** MATERIAL FOR THIS TASK follows **
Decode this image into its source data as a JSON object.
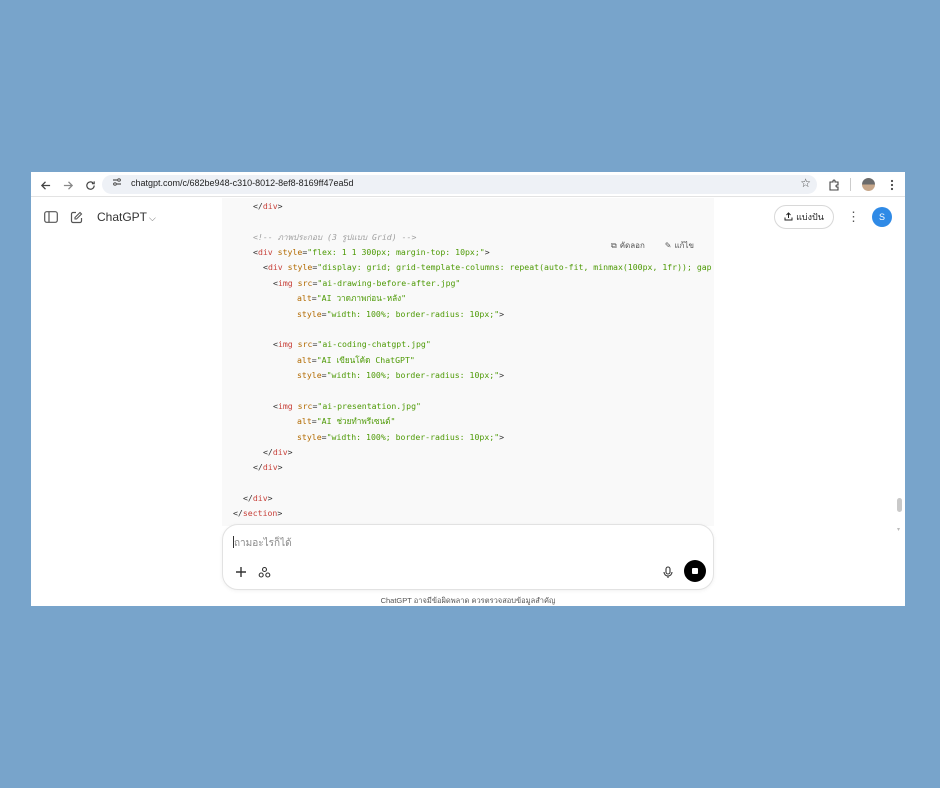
{
  "browser": {
    "url": "chatgpt.com/c/682be948-c310-8012-8ef8-8169ff47ea5d",
    "icons": [
      "back-icon",
      "forward-icon",
      "reload-icon",
      "site-info-icon",
      "star-icon",
      "extensions-icon",
      "profile-icon",
      "menu-icon"
    ]
  },
  "header": {
    "model_name": "ChatGPT",
    "share_label": "แบ่งปัน",
    "avatar_initial": "S"
  },
  "code_block": {
    "copy_label": "คัดลอก",
    "edit_label": "แก้ไข",
    "lines": [
      "</div>",
      "",
      "<!-- ภาพประกอบ (3 รูปแบบ Grid) -->",
      "<div style=\"flex: 1 1 300px; margin-top: 10px;\">",
      "<div style=\"display: grid; grid-template-columns: repeat(auto-fit, minmax(100px, 1fr)); gap",
      "<img src=\"ai-drawing-before-after.jpg\"",
      "alt=\"AI วาดภาพก่อน-หลัง\"",
      "style=\"width: 100%; border-radius: 10px;\">",
      "",
      "<img src=\"ai-coding-chatgpt.jpg\"",
      "alt=\"AI เขียนโค้ด ChatGPT\"",
      "style=\"width: 100%; border-radius: 10px;\">",
      "",
      "<img src=\"ai-presentation.jpg\"",
      "alt=\"AI ช่วยทำพรีเซนต์\"",
      "style=\"width: 100%; border-radius: 10px;\">",
      "</div>",
      "</div>",
      "",
      "</div>",
      "</section>"
    ]
  },
  "composer": {
    "placeholder": "ถามอะไรก็ได้"
  },
  "footer": {
    "disclaimer": "ChatGPT อาจมีข้อผิดพลาด ควรตรวจสอบข้อมูลสำคัญ"
  }
}
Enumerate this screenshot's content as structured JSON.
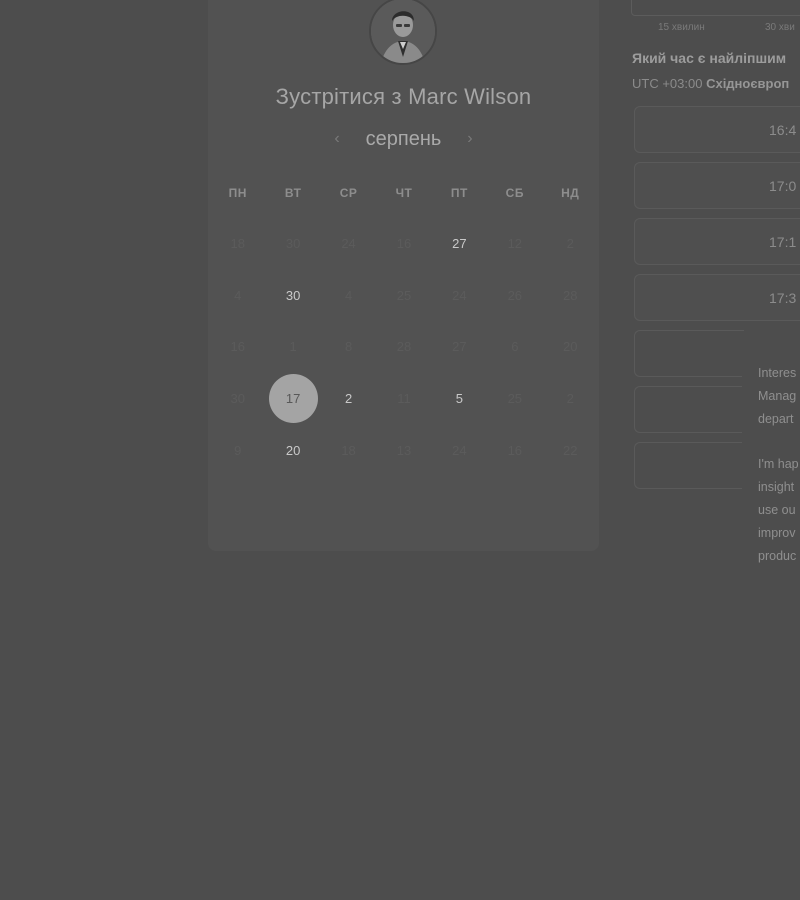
{
  "booking": {
    "title": "Зустрітися з Marc Wilson",
    "month": "серпень",
    "prev_icon": "chevron-left-icon",
    "next_icon": "chevron-right-icon"
  },
  "calendar": {
    "weekdays": [
      "ПН",
      "ВТ",
      "СР",
      "ЧТ",
      "ПТ",
      "СБ",
      "НД"
    ],
    "weeks": [
      [
        {
          "d": "18",
          "available": false
        },
        {
          "d": "30",
          "available": false
        },
        {
          "d": "24",
          "available": false
        },
        {
          "d": "16",
          "available": false
        },
        {
          "d": "27",
          "available": true
        },
        {
          "d": "12",
          "available": false
        },
        {
          "d": "2",
          "available": false
        }
      ],
      [
        {
          "d": "4",
          "available": false
        },
        {
          "d": "30",
          "available": true
        },
        {
          "d": "4",
          "available": false
        },
        {
          "d": "25",
          "available": false
        },
        {
          "d": "24",
          "available": false
        },
        {
          "d": "26",
          "available": false
        },
        {
          "d": "28",
          "available": false
        }
      ],
      [
        {
          "d": "16",
          "available": false
        },
        {
          "d": "1",
          "available": false
        },
        {
          "d": "8",
          "available": false
        },
        {
          "d": "28",
          "available": false
        },
        {
          "d": "27",
          "available": false
        },
        {
          "d": "6",
          "available": false
        },
        {
          "d": "20",
          "available": false
        }
      ],
      [
        {
          "d": "30",
          "available": false
        },
        {
          "d": "17",
          "available": true,
          "selected": true
        },
        {
          "d": "2",
          "available": true
        },
        {
          "d": "11",
          "available": false
        },
        {
          "d": "5",
          "available": true
        },
        {
          "d": "25",
          "available": false
        },
        {
          "d": "2",
          "available": false
        }
      ],
      [
        {
          "d": "9",
          "available": false
        },
        {
          "d": "20",
          "available": true
        },
        {
          "d": "18",
          "available": false
        },
        {
          "d": "13",
          "available": false
        },
        {
          "d": "24",
          "available": false
        },
        {
          "d": "16",
          "available": false
        },
        {
          "d": "22",
          "available": false
        }
      ]
    ]
  },
  "duration": {
    "tabs": [
      "15 хвилин",
      "30 хви"
    ]
  },
  "times": {
    "heading": "Який час є найліпшим",
    "tz_prefix": "UTC +03:00",
    "tz_name": "Східноєвроп",
    "slots": [
      "16:4",
      "17:0",
      "17:1",
      "17:3"
    ]
  },
  "note": {
    "para1": [
      "Interes",
      "Manag",
      "depart"
    ],
    "para2": [
      "I'm hap",
      "insight",
      "use ou",
      "improv",
      "produc"
    ]
  },
  "colors": {
    "overlay_background": "#4d4d4d",
    "selected_day": "#a4a4a4"
  }
}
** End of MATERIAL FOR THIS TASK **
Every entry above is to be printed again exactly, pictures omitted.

• _RESPONSE TO THE TASK_:
Decode this image into its source data as a JSON object.
{
  "browser": {
    "url": "chatgpt.com/c/682be948-c310-8012-8ef8-8169ff47ea5d",
    "icons": [
      "back-icon",
      "forward-icon",
      "reload-icon",
      "site-info-icon",
      "star-icon",
      "extensions-icon",
      "profile-icon",
      "menu-icon"
    ]
  },
  "header": {
    "model_name": "ChatGPT",
    "share_label": "แบ่งปัน",
    "avatar_initial": "S"
  },
  "code_block": {
    "copy_label": "คัดลอก",
    "edit_label": "แก้ไข",
    "lines": [
      "</div>",
      "",
      "<!-- ภาพประกอบ (3 รูปแบบ Grid) -->",
      "<div style=\"flex: 1 1 300px; margin-top: 10px;\">",
      "<div style=\"display: grid; grid-template-columns: repeat(auto-fit, minmax(100px, 1fr)); gap",
      "<img src=\"ai-drawing-before-after.jpg\"",
      "alt=\"AI วาดภาพก่อน-หลัง\"",
      "style=\"width: 100%; border-radius: 10px;\">",
      "",
      "<img src=\"ai-coding-chatgpt.jpg\"",
      "alt=\"AI เขียนโค้ด ChatGPT\"",
      "style=\"width: 100%; border-radius: 10px;\">",
      "",
      "<img src=\"ai-presentation.jpg\"",
      "alt=\"AI ช่วยทำพรีเซนต์\"",
      "style=\"width: 100%; border-radius: 10px;\">",
      "</div>",
      "</div>",
      "",
      "</div>",
      "</section>"
    ]
  },
  "composer": {
    "placeholder": "ถามอะไรก็ได้"
  },
  "footer": {
    "disclaimer": "ChatGPT อาจมีข้อผิดพลาด ควรตรวจสอบข้อมูลสำคัญ"
  }
}
Enumerate this screenshot's content as structured JSON.
{
  "booking": {
    "title": "Зустрітися з Marc Wilson",
    "month": "серпень",
    "prev_icon": "chevron-left-icon",
    "next_icon": "chevron-right-icon"
  },
  "calendar": {
    "weekdays": [
      "ПН",
      "ВТ",
      "СР",
      "ЧТ",
      "ПТ",
      "СБ",
      "НД"
    ],
    "weeks": [
      [
        {
          "d": "18",
          "available": false
        },
        {
          "d": "30",
          "available": false
        },
        {
          "d": "24",
          "available": false
        },
        {
          "d": "16",
          "available": false
        },
        {
          "d": "27",
          "available": true
        },
        {
          "d": "12",
          "available": false
        },
        {
          "d": "2",
          "available": false
        }
      ],
      [
        {
          "d": "4",
          "available": false
        },
        {
          "d": "30",
          "available": true
        },
        {
          "d": "4",
          "available": false
        },
        {
          "d": "25",
          "available": false
        },
        {
          "d": "24",
          "available": false
        },
        {
          "d": "26",
          "available": false
        },
        {
          "d": "28",
          "available": false
        }
      ],
      [
        {
          "d": "16",
          "available": false
        },
        {
          "d": "1",
          "available": false
        },
        {
          "d": "8",
          "available": false
        },
        {
          "d": "28",
          "available": false
        },
        {
          "d": "27",
          "available": false
        },
        {
          "d": "6",
          "available": false
        },
        {
          "d": "20",
          "available": false
        }
      ],
      [
        {
          "d": "30",
          "available": false
        },
        {
          "d": "17",
          "available": true,
          "selected": true
        },
        {
          "d": "2",
          "available": true
        },
        {
          "d": "11",
          "available": false
        },
        {
          "d": "5",
          "available": true
        },
        {
          "d": "25",
          "available": false
        },
        {
          "d": "2",
          "available": false
        }
      ],
      [
        {
          "d": "9",
          "available": false
        },
        {
          "d": "20",
          "available": true
        },
        {
          "d": "18",
          "available": false
        },
        {
          "d": "13",
          "available": false
        },
        {
          "d": "24",
          "available": false
        },
        {
          "d": "16",
          "available": false
        },
        {
          "d": "22",
          "available": false
        }
      ]
    ]
  },
  "duration": {
    "tabs": [
      "15 хвилин",
      "30 хви"
    ]
  },
  "times": {
    "heading": "Який час є найліпшим",
    "tz_prefix": "UTC +03:00",
    "tz_name": "Східноєвроп",
    "slots": [
      "16:4",
      "17:0",
      "17:1",
      "17:3"
    ]
  },
  "note": {
    "para1": [
      "Interes",
      "Manag",
      "depart"
    ],
    "para2": [
      "I'm hap",
      "insight",
      "use ou",
      "improv",
      "produc"
    ]
  },
  "colors": {
    "overlay_background": "#4d4d4d",
    "selected_day": "#a4a4a4"
  }
}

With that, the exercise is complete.